▸ **Problem requirements**: Search the records for the string "kicker", then copy each line where it appears.

(Extracted records)

++++++++

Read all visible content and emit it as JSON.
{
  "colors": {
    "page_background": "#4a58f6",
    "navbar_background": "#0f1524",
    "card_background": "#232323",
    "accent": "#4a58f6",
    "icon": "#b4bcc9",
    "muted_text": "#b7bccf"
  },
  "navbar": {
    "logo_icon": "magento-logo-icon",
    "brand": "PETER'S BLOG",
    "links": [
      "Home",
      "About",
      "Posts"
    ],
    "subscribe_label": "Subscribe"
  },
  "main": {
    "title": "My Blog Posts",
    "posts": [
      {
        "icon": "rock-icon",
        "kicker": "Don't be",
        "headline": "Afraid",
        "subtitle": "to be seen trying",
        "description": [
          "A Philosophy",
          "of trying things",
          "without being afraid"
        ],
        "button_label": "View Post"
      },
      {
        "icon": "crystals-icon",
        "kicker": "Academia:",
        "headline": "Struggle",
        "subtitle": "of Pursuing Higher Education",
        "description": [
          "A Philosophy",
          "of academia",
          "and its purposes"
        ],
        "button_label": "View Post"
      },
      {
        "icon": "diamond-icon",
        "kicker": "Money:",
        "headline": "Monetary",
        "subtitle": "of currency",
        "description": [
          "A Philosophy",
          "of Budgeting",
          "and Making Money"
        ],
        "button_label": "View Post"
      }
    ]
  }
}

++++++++

▸ **Reply to the task**:
        "kicker": "Don't be",
        "kicker": "Academia:",
        "kicker": "Money:",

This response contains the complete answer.